Many states around the country are facing tough economic times, but California’s budget picture is particularly grim.
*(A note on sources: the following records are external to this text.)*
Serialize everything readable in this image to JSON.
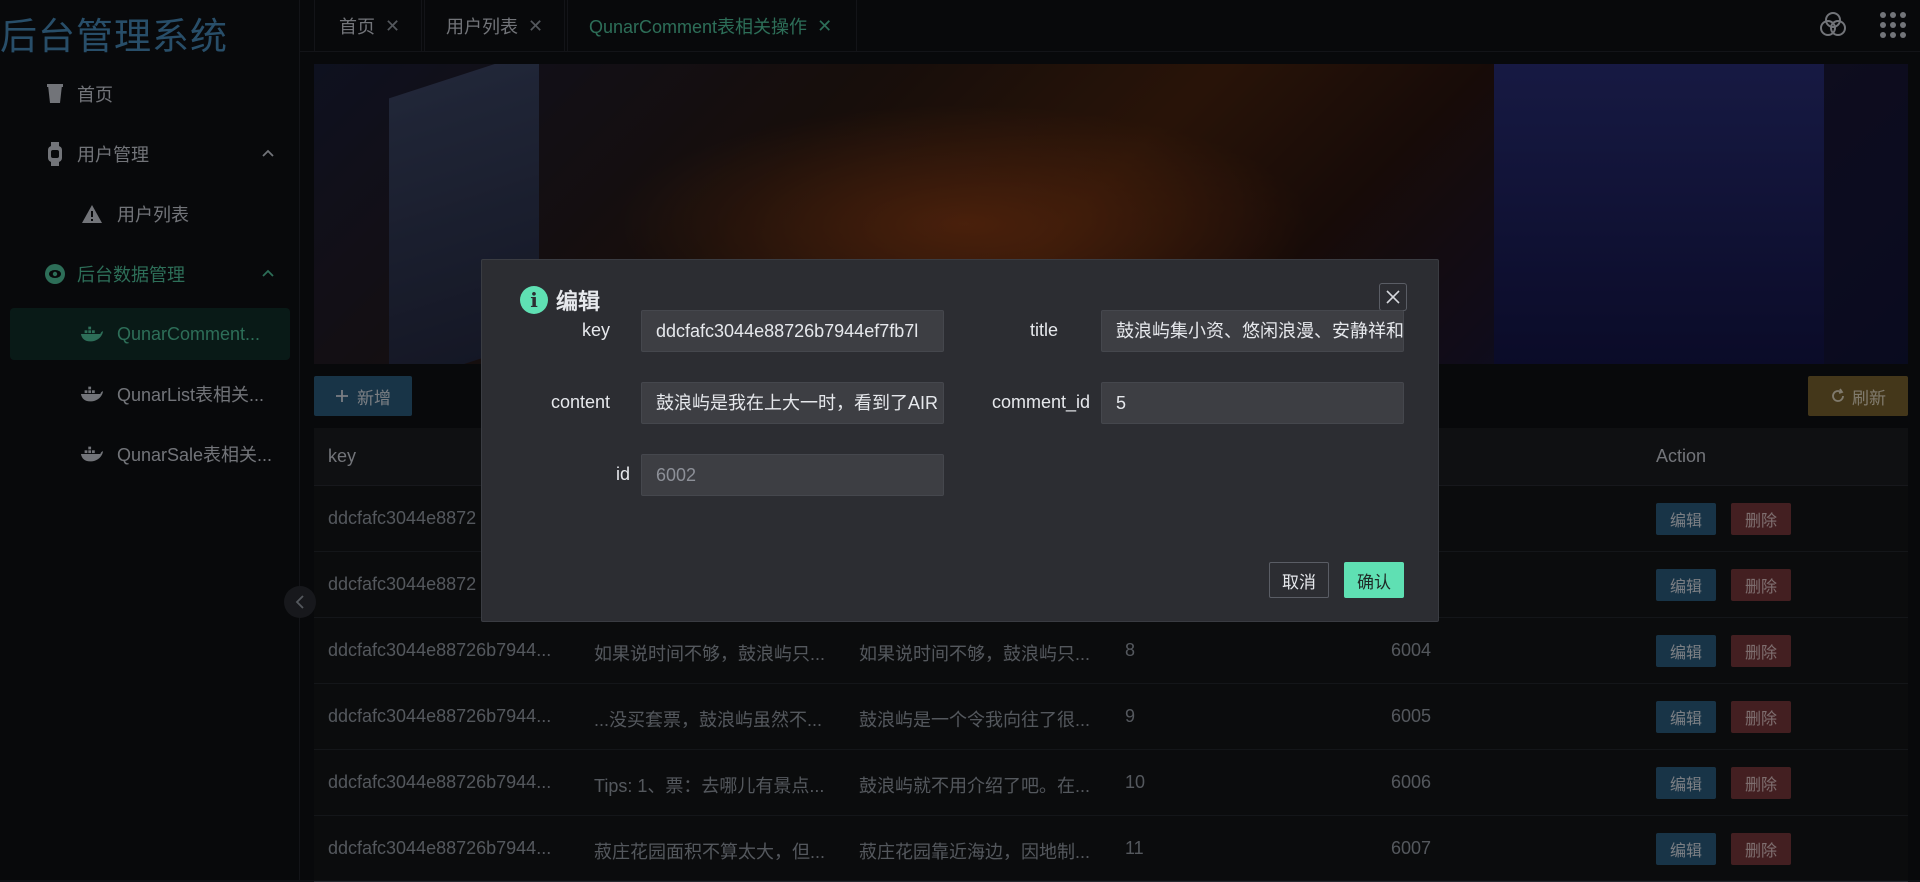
{
  "app": {
    "title": "后台管理系统"
  },
  "sidebar": {
    "items": [
      {
        "label": "首页"
      },
      {
        "label": "用户管理"
      },
      {
        "label": "用户列表"
      },
      {
        "label": "后台数据管理"
      },
      {
        "label": "QunarComment..."
      },
      {
        "label": "QunarList表相关..."
      },
      {
        "label": "QunarSale表相关..."
      }
    ]
  },
  "tabs": [
    {
      "label": "首页",
      "close": "✕"
    },
    {
      "label": "用户列表",
      "close": "✕"
    },
    {
      "label": "QunarComment表相关操作",
      "close": "✕"
    }
  ],
  "toolbar": {
    "add_label": "新增",
    "refresh_label": "刷新"
  },
  "table": {
    "headers": {
      "key": "key",
      "action": "Action"
    },
    "edit_label": "编辑",
    "delete_label": "删除",
    "rows": [
      {
        "key": "ddcfafc3044e8872",
        "title": "",
        "content": "",
        "comment_id": "",
        "id": ""
      },
      {
        "key": "ddcfafc3044e8872",
        "title": "",
        "content": "",
        "comment_id": "",
        "id": ""
      },
      {
        "key": "ddcfafc3044e88726b7944...",
        "title": "如果说时间不够，鼓浪屿只...",
        "content": "如果说时间不够，鼓浪屿只...",
        "comment_id": "8",
        "id": "6004"
      },
      {
        "key": "ddcfafc3044e88726b7944...",
        "title": "...没买套票，鼓浪屿虽然不...",
        "content": "鼓浪屿是一个令我向往了很...",
        "comment_id": "9",
        "id": "6005"
      },
      {
        "key": "ddcfafc3044e88726b7944...",
        "title": "Tips: 1、票：去哪儿有景点...",
        "content": "鼓浪屿就不用介绍了吧。在...",
        "comment_id": "10",
        "id": "6006"
      },
      {
        "key": "ddcfafc3044e88726b7944...",
        "title": "菽庄花园面积不算太大，但...",
        "content": "菽庄花园靠近海边，因地制...",
        "comment_id": "11",
        "id": "6007"
      }
    ]
  },
  "modal": {
    "title": "编辑",
    "info_glyph": "i",
    "fields": {
      "key_label": "key",
      "key_value": "ddcfafc3044e88726b7944ef7fb7l",
      "title_label": "title",
      "title_value": "鼓浪屿集小资、悠闲浪漫、安静祥和",
      "content_label": "content",
      "content_value": "鼓浪屿是我在上大一时，看到了AIR",
      "comment_id_label": "comment_id",
      "comment_id_value": "5",
      "id_label": "id",
      "id_placeholder": "6002"
    },
    "cancel_label": "取消",
    "ok_label": "确认"
  }
}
California is currently facing an estimated $24 billion budget deficit, one of the largest the state has ever seen. (Sacramento Bee, June 12, 2009). As the state government grapples with trying to balance its budget, taxpayers have pointed to reducing services to illegal aliens as a possible subject of reform and source for budget savings.
In a study on the impact of illegal immigration on the state of California done by FAIR in 2004, the estimated population of 2.8 million illegal immigrants then living in California cost the state’s taxpayers an estimated $10.54 billion a year, nearly half of the current budget deficit. (FAIR’s Cost Study of Illegal Immigration to California, 2004). This amount has only increased as the illegal immigrant population is now estimated to be 3.2 million, a 10% increase above the 2004 estimate. (See FAIR Media Press Release). California taxpayers pay for a variety of services for illegal aliens including social services such as education, medical care, and incarceration of criminal aliens.
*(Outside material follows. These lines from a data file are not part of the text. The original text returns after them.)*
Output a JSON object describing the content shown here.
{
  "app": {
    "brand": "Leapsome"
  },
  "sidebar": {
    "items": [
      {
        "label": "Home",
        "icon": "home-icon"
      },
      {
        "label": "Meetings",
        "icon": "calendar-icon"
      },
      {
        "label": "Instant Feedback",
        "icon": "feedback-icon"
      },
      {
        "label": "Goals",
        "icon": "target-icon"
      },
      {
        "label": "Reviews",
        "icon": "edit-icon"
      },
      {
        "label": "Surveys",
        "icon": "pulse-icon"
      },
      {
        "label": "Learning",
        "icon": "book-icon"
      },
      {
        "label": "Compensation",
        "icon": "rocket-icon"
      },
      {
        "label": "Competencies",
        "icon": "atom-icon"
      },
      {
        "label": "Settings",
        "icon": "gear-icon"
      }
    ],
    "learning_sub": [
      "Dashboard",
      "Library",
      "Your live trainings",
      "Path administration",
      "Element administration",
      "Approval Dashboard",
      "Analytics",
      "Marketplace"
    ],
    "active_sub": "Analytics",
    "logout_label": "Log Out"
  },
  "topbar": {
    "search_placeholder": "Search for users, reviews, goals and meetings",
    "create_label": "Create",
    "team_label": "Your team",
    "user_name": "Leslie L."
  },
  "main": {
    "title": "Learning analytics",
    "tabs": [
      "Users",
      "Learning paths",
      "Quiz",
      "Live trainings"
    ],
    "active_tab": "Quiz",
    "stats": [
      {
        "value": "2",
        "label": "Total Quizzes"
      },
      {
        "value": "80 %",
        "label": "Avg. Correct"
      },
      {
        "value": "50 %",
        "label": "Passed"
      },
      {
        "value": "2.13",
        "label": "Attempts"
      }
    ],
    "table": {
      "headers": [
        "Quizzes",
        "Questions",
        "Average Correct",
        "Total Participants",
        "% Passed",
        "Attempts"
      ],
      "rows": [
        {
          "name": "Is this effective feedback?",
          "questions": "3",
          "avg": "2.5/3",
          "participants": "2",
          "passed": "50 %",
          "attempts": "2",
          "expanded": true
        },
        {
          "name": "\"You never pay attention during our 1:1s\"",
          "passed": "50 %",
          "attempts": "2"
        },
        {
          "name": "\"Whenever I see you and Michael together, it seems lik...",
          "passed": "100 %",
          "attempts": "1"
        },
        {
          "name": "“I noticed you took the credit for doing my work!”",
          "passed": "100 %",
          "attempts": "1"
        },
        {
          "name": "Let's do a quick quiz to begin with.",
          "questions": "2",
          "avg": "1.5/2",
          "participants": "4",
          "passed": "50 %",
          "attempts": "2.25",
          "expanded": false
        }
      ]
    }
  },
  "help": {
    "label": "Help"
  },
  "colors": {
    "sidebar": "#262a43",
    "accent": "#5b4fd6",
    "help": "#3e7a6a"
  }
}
During his interview with the Sacramento Bee, Governor Schwarzenegger claimed that taxpayers had to foot the bill of these services due to federal mandates. The governor was, at best, only partially correct in his claim. California has made the decision to provide benefits to illegal aliens above and beyond what is required by federal mandates. These policy choices have contributed greatly to California’s widening budget deficit and have also made California an enticing destination for illegal immigrants.
For example, according to the RAND Corporation and the Pew Foundation respectively, somewhere between 59% and 68% of the 3.2 million illegal aliens in California lack health insurance. (Pew, RAND). This has placed a huge strain on the health care system in California. (See “California Health Care Guide“). In addition, according to one analysis, California is spending billions of dollars on health care for illegal aliens including $775 million on Medi-Cal, $536 million for emergency services, and $59 million for prenatal care (not including $108 million for new-born deliveries as the newborns are citizens). (LA Times).
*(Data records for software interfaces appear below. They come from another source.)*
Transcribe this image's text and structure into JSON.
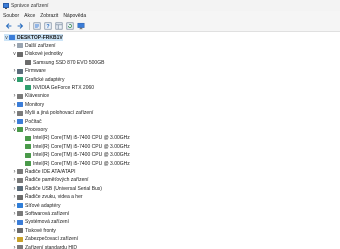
{
  "window": {
    "title": "Správce zařízení"
  },
  "menu": [
    "Soubor",
    "Akce",
    "Zobrazit",
    "Nápověda"
  ],
  "toolbar": {
    "icons": [
      "back-icon",
      "forward-icon",
      "properties-icon",
      "help-icon",
      "view-icon",
      "refresh-icon",
      "monitor-icon"
    ]
  },
  "tree": {
    "root": "DESKTOP-FRKB1V",
    "items": [
      {
        "label": "Další zařízení",
        "icon": "other-devices-icon",
        "color": "#9aa5b1"
      },
      {
        "label": "Diskové jednotky",
        "icon": "disk-drives-icon",
        "color": "#6b6b6b"
      },
      {
        "label": "Samsung SSD 870 EVO 500GB",
        "icon": "disk-icon",
        "color": "#6b6b6b"
      },
      {
        "label": "Firmware",
        "icon": "firmware-icon",
        "color": "#5a6b7a"
      },
      {
        "label": "Grafické adaptéry",
        "icon": "display-adapters-icon",
        "color": "#2f9e6e"
      },
      {
        "label": "NVIDIA GeForce RTX 2060",
        "icon": "gpu-icon",
        "color": "#2f9e6e"
      },
      {
        "label": "Klávesnice",
        "icon": "keyboard-icon",
        "color": "#7a7a7a"
      },
      {
        "label": "Monitory",
        "icon": "monitors-icon",
        "color": "#3b7dd8"
      },
      {
        "label": "Myši a jiná polohovací zařízení",
        "icon": "mouse-icon",
        "color": "#7a7a7a"
      },
      {
        "label": "Počítač",
        "icon": "computer-icon",
        "color": "#3b7dd8"
      },
      {
        "label": "Procesory",
        "icon": "processors-icon",
        "color": "#4a9a4a"
      },
      {
        "label": "Intel(R) Core(TM) i5-7400 CPU @ 3.00GHz",
        "icon": "cpu-icon",
        "color": "#4a9a4a"
      },
      {
        "label": "Intel(R) Core(TM) i5-7400 CPU @ 3.00GHz",
        "icon": "cpu-icon",
        "color": "#4a9a4a"
      },
      {
        "label": "Intel(R) Core(TM) i5-7400 CPU @ 3.00GHz",
        "icon": "cpu-icon",
        "color": "#4a9a4a"
      },
      {
        "label": "Intel(R) Core(TM) i5-7400 CPU @ 3.00GHz",
        "icon": "cpu-icon",
        "color": "#4a9a4a"
      },
      {
        "label": "Řadiče IDE ATA/ATAPI",
        "icon": "ide-controller-icon",
        "color": "#7a7a7a"
      },
      {
        "label": "Řadiče paměťových zařízení",
        "icon": "storage-controller-icon",
        "color": "#7a7a7a"
      },
      {
        "label": "Řadiče USB (Universal Serial Bus)",
        "icon": "usb-icon",
        "color": "#5a6b7a"
      },
      {
        "label": "Řadiče zvuku, videa a her",
        "icon": "audio-icon",
        "color": "#6b6b6b"
      },
      {
        "label": "Síťové adaptéry",
        "icon": "network-icon",
        "color": "#2f7ed8"
      },
      {
        "label": "Softwarová zařízení",
        "icon": "software-devices-icon",
        "color": "#7a7a7a"
      },
      {
        "label": "Systémová zařízení",
        "icon": "system-devices-icon",
        "color": "#3b7dd8"
      },
      {
        "label": "Tiskové fronty",
        "icon": "print-queues-icon",
        "color": "#6b6b6b"
      },
      {
        "label": "Zabezpečovací zařízení",
        "icon": "security-devices-icon",
        "color": "#c9a227"
      },
      {
        "label": "Zařízení standardu HID",
        "icon": "hid-icon",
        "color": "#7a7a7a"
      }
    ]
  }
}
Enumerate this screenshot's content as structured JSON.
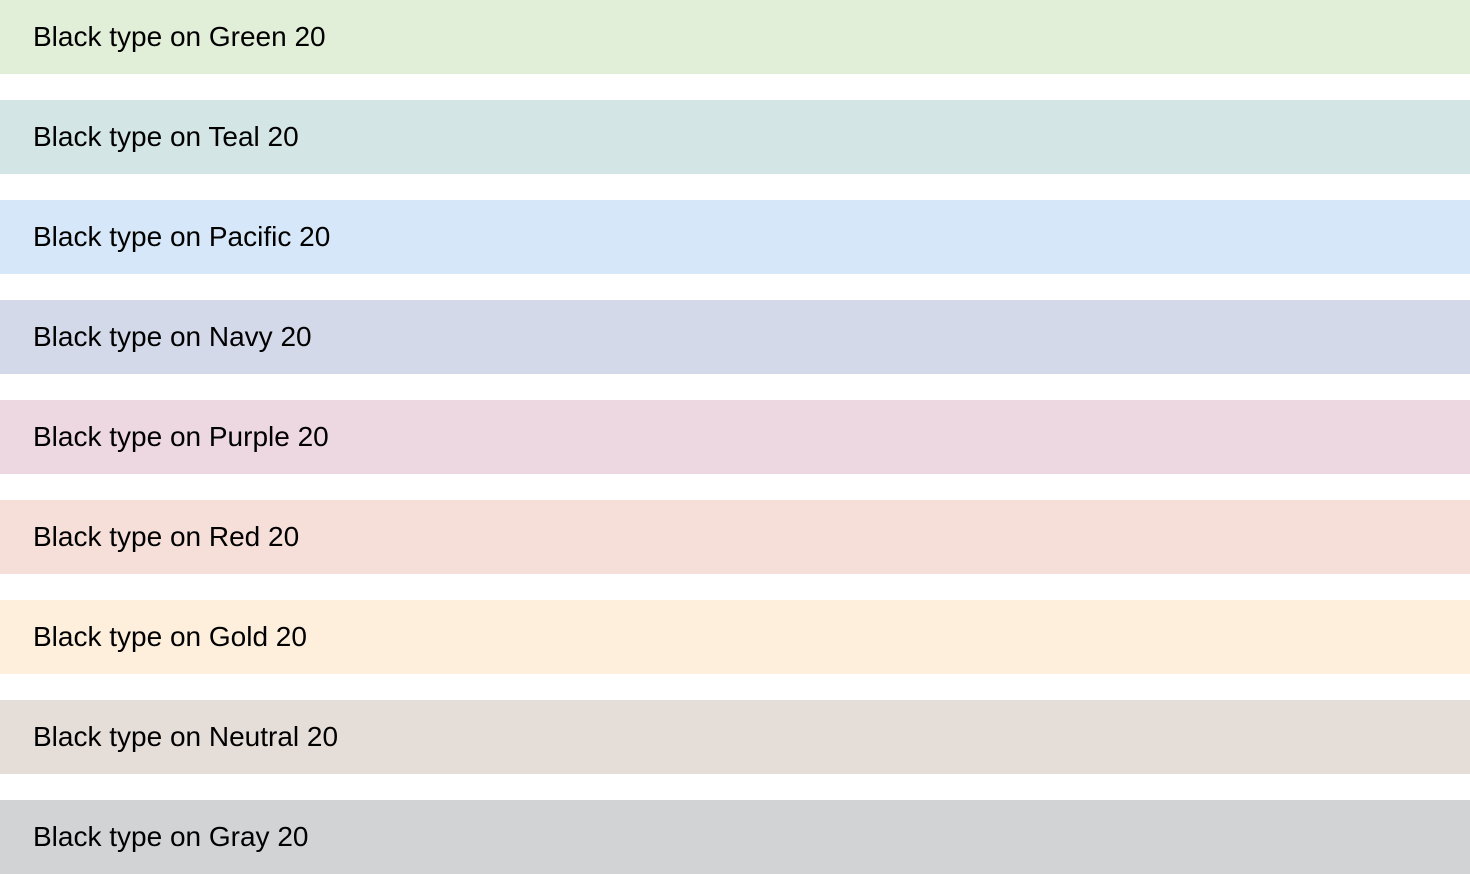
{
  "swatches": [
    {
      "label": "Black type on Green 20",
      "color": "#e1eed8"
    },
    {
      "label": "Black type on Teal 20",
      "color": "#d3e5e5"
    },
    {
      "label": "Black type on Pacific 20",
      "color": "#d5e7f8"
    },
    {
      "label": "Black type on Navy 20",
      "color": "#d4d9e9"
    },
    {
      "label": "Black type on Purple 20",
      "color": "#edd8e1"
    },
    {
      "label": "Black type on Red 20",
      "color": "#f6dfd8"
    },
    {
      "label": "Black type on Gold 20",
      "color": "#feefdd"
    },
    {
      "label": "Black type on Neutral 20",
      "color": "#e5ddd8"
    },
    {
      "label": "Black type on Gray 20",
      "color": "#d2d3d5"
    }
  ]
}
In addition, California taxpayers are also subsidizing the cost of college for illegal aliens who are allowed to pay the in-state tuition at California’s public universities, while United States citizens from other states are forced to pay the higher out-of-state tuition rate. This form of discrimination violates federal law and is the subject of a lawsuit brought by the Immigration Reform Law Institute (IRLI). (Martinez vs. Board of Regents). Legislation has been introduced in Congress (the DREAM Act) that would legalize the practice of discriminating against American citizens by giving tuition breaks to illegal aliens that are not also available to all citizens. (FAIR legislative analysis of the Dream Act).
California residents recently defeated a series of measures in a special election that would have increased taxes to balance the budget. Following this defeat, Governor Schwarzenegger declared that the only other option will be to cut funding for certain services. Instead of continuing to underestimate the cost illegal immigration has played in his state’s budget crisis, the governor should prioritize the needs of California residents who are citizens by cutting benefits to illegal aliens.